* What the exercise asks *
Only the number is wanted: how many lines of the data contain "pfree"?

==============================

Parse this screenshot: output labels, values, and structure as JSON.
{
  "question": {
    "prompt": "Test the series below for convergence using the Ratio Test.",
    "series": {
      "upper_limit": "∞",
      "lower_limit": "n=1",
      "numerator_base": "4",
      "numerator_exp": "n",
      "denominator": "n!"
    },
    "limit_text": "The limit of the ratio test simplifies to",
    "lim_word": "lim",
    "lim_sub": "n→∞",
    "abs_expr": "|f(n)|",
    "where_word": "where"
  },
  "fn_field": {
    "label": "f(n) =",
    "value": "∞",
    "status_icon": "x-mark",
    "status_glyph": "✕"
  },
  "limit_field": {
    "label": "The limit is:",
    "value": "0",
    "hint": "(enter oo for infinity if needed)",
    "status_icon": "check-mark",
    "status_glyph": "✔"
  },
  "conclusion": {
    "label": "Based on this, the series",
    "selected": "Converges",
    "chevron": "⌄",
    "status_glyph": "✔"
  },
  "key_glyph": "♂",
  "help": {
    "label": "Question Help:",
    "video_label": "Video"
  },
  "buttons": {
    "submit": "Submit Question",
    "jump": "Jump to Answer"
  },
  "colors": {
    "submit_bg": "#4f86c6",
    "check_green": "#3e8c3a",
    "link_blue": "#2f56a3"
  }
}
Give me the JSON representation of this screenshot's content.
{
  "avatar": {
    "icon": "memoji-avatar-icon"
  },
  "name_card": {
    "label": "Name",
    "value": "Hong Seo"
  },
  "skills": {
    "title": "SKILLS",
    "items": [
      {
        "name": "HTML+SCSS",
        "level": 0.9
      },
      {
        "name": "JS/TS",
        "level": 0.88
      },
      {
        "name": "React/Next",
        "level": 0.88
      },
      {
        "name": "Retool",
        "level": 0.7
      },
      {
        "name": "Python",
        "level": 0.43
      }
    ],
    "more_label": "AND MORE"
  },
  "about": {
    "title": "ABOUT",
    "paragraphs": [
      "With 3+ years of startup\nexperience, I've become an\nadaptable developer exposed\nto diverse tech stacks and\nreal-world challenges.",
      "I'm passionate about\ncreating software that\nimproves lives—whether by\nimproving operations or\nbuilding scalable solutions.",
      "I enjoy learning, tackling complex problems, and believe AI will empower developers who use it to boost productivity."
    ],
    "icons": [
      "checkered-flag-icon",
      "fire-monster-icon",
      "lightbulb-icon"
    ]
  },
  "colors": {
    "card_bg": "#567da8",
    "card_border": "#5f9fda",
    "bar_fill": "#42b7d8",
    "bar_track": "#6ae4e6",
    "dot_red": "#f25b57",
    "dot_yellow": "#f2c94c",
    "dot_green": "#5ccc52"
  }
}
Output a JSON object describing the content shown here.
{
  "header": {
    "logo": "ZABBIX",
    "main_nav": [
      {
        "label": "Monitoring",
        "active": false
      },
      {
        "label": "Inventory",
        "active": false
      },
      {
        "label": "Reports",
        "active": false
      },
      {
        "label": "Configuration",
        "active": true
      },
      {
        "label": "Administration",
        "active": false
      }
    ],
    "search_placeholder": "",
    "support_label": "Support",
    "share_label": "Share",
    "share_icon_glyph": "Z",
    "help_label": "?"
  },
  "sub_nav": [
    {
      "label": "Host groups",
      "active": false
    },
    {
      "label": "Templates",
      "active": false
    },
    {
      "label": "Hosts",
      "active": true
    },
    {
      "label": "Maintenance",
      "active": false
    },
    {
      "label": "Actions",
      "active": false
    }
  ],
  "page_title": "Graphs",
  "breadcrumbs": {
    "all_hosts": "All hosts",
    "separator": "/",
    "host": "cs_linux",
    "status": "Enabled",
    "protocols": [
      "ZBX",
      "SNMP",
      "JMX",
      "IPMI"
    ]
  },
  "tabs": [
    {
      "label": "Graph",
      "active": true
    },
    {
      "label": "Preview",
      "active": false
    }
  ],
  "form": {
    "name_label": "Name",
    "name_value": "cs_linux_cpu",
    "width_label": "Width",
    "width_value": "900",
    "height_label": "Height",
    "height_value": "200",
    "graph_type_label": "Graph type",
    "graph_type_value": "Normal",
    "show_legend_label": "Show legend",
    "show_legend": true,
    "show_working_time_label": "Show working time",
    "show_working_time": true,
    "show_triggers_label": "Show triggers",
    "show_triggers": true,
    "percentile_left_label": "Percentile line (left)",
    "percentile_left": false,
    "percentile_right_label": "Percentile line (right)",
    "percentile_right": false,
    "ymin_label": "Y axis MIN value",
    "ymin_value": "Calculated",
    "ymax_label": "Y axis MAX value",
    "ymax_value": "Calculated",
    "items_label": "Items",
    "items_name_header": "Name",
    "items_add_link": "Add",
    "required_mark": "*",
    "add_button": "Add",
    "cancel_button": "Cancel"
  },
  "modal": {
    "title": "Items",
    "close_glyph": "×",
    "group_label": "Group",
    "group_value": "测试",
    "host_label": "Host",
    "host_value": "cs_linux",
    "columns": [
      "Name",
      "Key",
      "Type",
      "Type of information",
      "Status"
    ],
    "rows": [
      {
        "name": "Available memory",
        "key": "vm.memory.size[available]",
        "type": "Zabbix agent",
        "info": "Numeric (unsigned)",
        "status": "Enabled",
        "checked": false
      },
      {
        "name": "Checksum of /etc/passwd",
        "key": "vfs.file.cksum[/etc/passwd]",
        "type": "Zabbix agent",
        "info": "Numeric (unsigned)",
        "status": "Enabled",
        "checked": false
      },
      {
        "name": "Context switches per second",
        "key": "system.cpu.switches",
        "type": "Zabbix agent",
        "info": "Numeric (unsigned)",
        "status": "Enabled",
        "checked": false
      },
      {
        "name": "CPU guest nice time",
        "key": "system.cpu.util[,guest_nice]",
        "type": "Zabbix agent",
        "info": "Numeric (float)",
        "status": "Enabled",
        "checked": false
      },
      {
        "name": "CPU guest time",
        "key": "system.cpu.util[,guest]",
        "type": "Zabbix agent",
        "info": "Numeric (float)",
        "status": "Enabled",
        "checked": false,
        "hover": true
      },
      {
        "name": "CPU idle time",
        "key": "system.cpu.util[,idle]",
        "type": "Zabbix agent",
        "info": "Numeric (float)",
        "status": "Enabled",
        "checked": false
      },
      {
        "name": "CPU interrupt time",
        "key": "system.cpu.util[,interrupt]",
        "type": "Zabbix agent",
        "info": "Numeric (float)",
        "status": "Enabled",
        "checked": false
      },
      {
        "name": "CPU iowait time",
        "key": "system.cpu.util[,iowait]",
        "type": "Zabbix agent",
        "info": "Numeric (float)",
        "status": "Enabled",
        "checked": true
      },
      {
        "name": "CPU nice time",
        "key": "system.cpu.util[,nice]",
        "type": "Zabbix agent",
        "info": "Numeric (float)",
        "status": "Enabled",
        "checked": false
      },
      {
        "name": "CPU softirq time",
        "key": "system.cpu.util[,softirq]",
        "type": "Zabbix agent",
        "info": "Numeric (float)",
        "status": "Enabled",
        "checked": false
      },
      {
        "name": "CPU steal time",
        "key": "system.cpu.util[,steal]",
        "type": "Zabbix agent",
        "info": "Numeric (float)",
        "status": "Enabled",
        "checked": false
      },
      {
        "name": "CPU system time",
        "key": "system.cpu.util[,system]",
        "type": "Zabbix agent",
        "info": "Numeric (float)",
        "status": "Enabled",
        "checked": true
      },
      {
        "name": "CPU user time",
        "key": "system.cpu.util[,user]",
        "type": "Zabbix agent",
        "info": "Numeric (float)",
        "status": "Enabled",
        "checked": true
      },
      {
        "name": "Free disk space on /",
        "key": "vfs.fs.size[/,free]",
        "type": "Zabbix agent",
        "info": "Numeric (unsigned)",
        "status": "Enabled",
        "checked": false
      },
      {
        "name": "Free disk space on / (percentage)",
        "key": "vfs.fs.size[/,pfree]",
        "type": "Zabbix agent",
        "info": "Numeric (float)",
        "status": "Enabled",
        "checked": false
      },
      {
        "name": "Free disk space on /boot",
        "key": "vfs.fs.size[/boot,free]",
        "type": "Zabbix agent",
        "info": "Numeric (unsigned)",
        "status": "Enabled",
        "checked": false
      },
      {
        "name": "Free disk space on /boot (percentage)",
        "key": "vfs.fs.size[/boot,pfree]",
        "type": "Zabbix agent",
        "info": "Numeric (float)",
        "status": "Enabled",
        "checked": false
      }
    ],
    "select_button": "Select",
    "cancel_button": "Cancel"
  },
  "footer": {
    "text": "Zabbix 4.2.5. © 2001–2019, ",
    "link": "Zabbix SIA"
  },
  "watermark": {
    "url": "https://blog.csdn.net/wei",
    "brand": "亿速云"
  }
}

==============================

* Response area *
2